Two for the Money

By Wilson Morales
Two for the Money

Distributor: Universal Pictures
Director: D.J. Caruso
Producers: Jay Cohen, David G. Robinson, And James G. Robinson
Screenwriter: Dan Gilroy
Cinematographer: Conrad W. Hall
Composer: Christopher Beck
Cast: Al Pacino, Matthew McConaughey, Rene Russo, Armand Assante, Jeremy Piven, Jaime King
Screened at: Loews 84th Theater, NYC


The thing about films involving sports that gets many to come to see it is that we, the audience, want to see the guts and glory of winning or losing a game. From football to baseball or even golf, many films give you the rise and fall and rise again of a superstar. "Two for the Money" is a sports film. While the action isn't seen on the playing field, there's plenty that happens off it. Pacino, who revels in playing the leader or father figure to a hot shot as he did in "Any Given Sunday" as well as "The Devil's Advocate", once again plays a similar role but does so with ease and compassion and ignites the film when on-screen. A tad long in delivery, "Two For the Money" is a sucker's bet with a heart of gold. With Pacino acting without restraint, you can't lose on this film.

Brandon Lang (McConaughey) thought his life would be set financially. A superstar college football player with a shot to the NFL, he gambled on a play and paid dearly as he got injured was never drafted. Poor and living with his mom, Brandon did some odd jobs while working hard to get a shot back at playing football. One of his jobs was working as a small time bookie picking football games and being a moderate success at it. When his winning picks become consistent, it attracted the attention of Walter Abrams (Pacino), the owner of a sports gambling business. He recruits Lang into his company and makes him his right hand man as he sees Lang as "the chosen one" who could land the company big business and wealthy clients. Lang takes up the offer, takes the name of John Anthony as a quick sell and instantly becomes the success Abrams predicted, much to the chagrin of fellow co-worker and Abrams' former right-hand (Pivens). With Abrams's wife (Russo), a former drug addict, serving as a conscious and go-between for her husband, Lang is kept at bay until success reach its peak and the downfall begins. With Abrams pressuring him to keep up the game of picking winners and clients losing money and wanting payback, Lang is deep in debt with morality issues.

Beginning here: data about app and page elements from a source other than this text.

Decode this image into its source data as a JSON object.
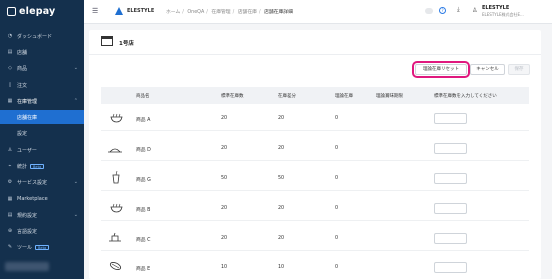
{
  "sidebar": {
    "logo": "elepay",
    "items": [
      {
        "label": "ダッシュボード",
        "icon": "clock-icon"
      },
      {
        "label": "店舗",
        "icon": "store-icon"
      },
      {
        "label": "商品",
        "icon": "tag-icon"
      },
      {
        "label": "注文",
        "icon": "document-icon"
      },
      {
        "label": "在庫管理",
        "icon": "boxes-icon"
      },
      {
        "label": "店舗在庫",
        "icon": ""
      },
      {
        "label": "設定",
        "icon": ""
      },
      {
        "label": "ユーザー",
        "icon": "user-icon"
      },
      {
        "label": "統計",
        "icon": "chart-icon",
        "badge": "Beta"
      },
      {
        "label": "サービス設定",
        "icon": "gear-icon"
      },
      {
        "label": "Marketplace",
        "icon": "grid-icon"
      },
      {
        "label": "規約設定",
        "icon": "file-icon"
      },
      {
        "label": "言語設定",
        "icon": "globe-icon"
      },
      {
        "label": "ツール",
        "icon": "wrench-icon",
        "badge": "Beta"
      }
    ]
  },
  "header": {
    "brand": "ELESTYLE",
    "breadcrumb": [
      "ホーム",
      "OneQA",
      "在庫管理",
      "店舗在庫",
      "店舗在庫詳細"
    ],
    "user_name": "ELESTYLE",
    "user_company": "ELESTYLE株式会社E..."
  },
  "store": {
    "title": "1号店"
  },
  "actions": {
    "reset": "理論在庫リセット",
    "cancel": "キャンセル",
    "save": "保存"
  },
  "table": {
    "columns": [
      "商品名",
      "標準在庫数",
      "在庫差分",
      "理論在庫",
      "理論賞味期限",
      "標準在庫数を入力してください"
    ],
    "rows": [
      {
        "name": "商品 A",
        "standard": "20",
        "diff": "20",
        "theory": "0",
        "icon": "bowl-icon"
      },
      {
        "name": "商品 D",
        "standard": "20",
        "diff": "20",
        "theory": "0",
        "icon": "dish-icon"
      },
      {
        "name": "商品 G",
        "standard": "50",
        "diff": "50",
        "theory": "0",
        "icon": "cup-icon"
      },
      {
        "name": "商品 B",
        "standard": "20",
        "diff": "20",
        "theory": "0",
        "icon": "bowl-icon"
      },
      {
        "name": "商品 C",
        "standard": "20",
        "diff": "20",
        "theory": "0",
        "icon": "dish-icon"
      },
      {
        "name": "商品 E",
        "standard": "10",
        "diff": "10",
        "theory": "0",
        "icon": "sushi-icon"
      }
    ]
  }
}
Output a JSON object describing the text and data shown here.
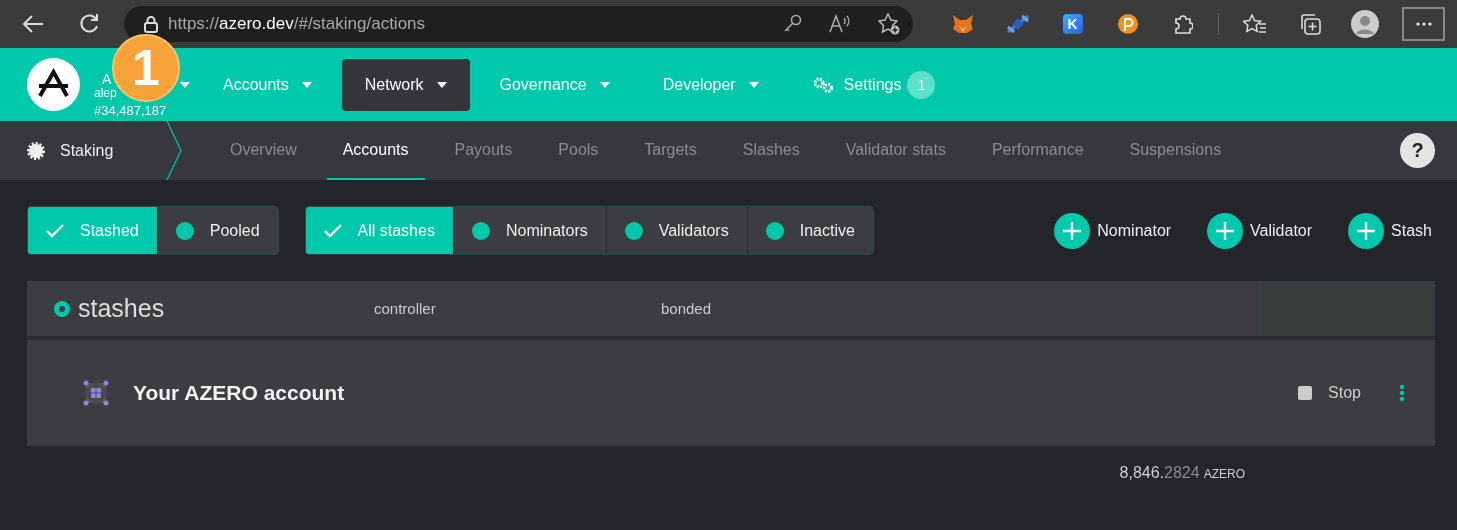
{
  "browser": {
    "url_scheme": "https://",
    "url_host": "azero.dev",
    "url_path": "/#/staking/actions",
    "extension_letter": "K"
  },
  "header": {
    "chain_name": "A",
    "node_name": "alep",
    "block": "#34,487,187",
    "annotation": "1",
    "menus": [
      {
        "label": "Accounts",
        "kind": "dropdown",
        "selected": false
      },
      {
        "label": "Network",
        "kind": "dropdown",
        "selected": true
      },
      {
        "label": "Governance",
        "kind": "dropdown",
        "selected": false
      },
      {
        "label": "Developer",
        "kind": "dropdown",
        "selected": false
      },
      {
        "label": "Settings",
        "kind": "settings",
        "selected": false,
        "badge": "1"
      }
    ]
  },
  "subnav": {
    "title": "Staking",
    "help": "?",
    "tabs": [
      {
        "label": "Overview",
        "selected": false
      },
      {
        "label": "Accounts",
        "selected": true
      },
      {
        "label": "Payouts",
        "selected": false
      },
      {
        "label": "Pools",
        "selected": false
      },
      {
        "label": "Targets",
        "selected": false
      },
      {
        "label": "Slashes",
        "selected": false
      },
      {
        "label": "Validator stats",
        "selected": false
      },
      {
        "label": "Performance",
        "selected": false
      },
      {
        "label": "Suspensions",
        "selected": false
      }
    ]
  },
  "filters": {
    "groups": [
      {
        "items": [
          {
            "label": "Stashed",
            "selected": true
          },
          {
            "label": "Pooled",
            "selected": false
          }
        ]
      },
      {
        "items": [
          {
            "label": "All stashes",
            "selected": true
          },
          {
            "label": "Nominators",
            "selected": false
          },
          {
            "label": "Validators",
            "selected": false
          },
          {
            "label": "Inactive",
            "selected": false
          }
        ]
      }
    ],
    "actions": [
      "Nominator",
      "Validator",
      "Stash"
    ]
  },
  "table": {
    "title": "stashes",
    "columns": [
      "controller",
      "bonded"
    ],
    "rows": [
      {
        "name": "Your AZERO account",
        "action": "Stop"
      }
    ]
  },
  "total": {
    "whole": "8,846.",
    "fraction": "2824",
    "unit": "AZERO"
  }
}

This is a Pacino film where you actually don't mind his infamous rants. You know it's going to come, but will it be overbearing? In this film, Pacino knows how to work his character. Walter is a middle age man with a heart condition and can die at any moment and Pacino plays the role with a lot of zest. McConaughey, who is physically right for the part, plays his role with some empathy of the profession. Every athlete wants to be good at their game and also wants to make a lot of money from it, and with McConaughey does a good job in displaying the need to be successful. Russo is the weak link here. Russo, who also serves as the executive producer of the film, is the one character you can't realty connect with. You don't know where she stands as things begins to spiral downward with her husband, and yet she's supposed to be the glue that holds him and them together. Also, Armand Assante plays the heavy as if he's in some cartoon. Characters such as Pivens and James King's are given little to do and one could sense that some editing to keep the focus on the two leads. The pace of the film is kinetic as we see many cuts between sporting games and the transition of Brandon Lang the lucky guy to John Anthony the shark. In the sports gambling business, there are winners and losers and we don't actually get to see the true effects of what gamblers will do to keep their pace going. We do get a glimpse of how bookies sell the aspects of winning and with Pacino as an unemotional boss, "Two for the Money" works in many ways. Flawed but engaging, the film is still a good treat to watch.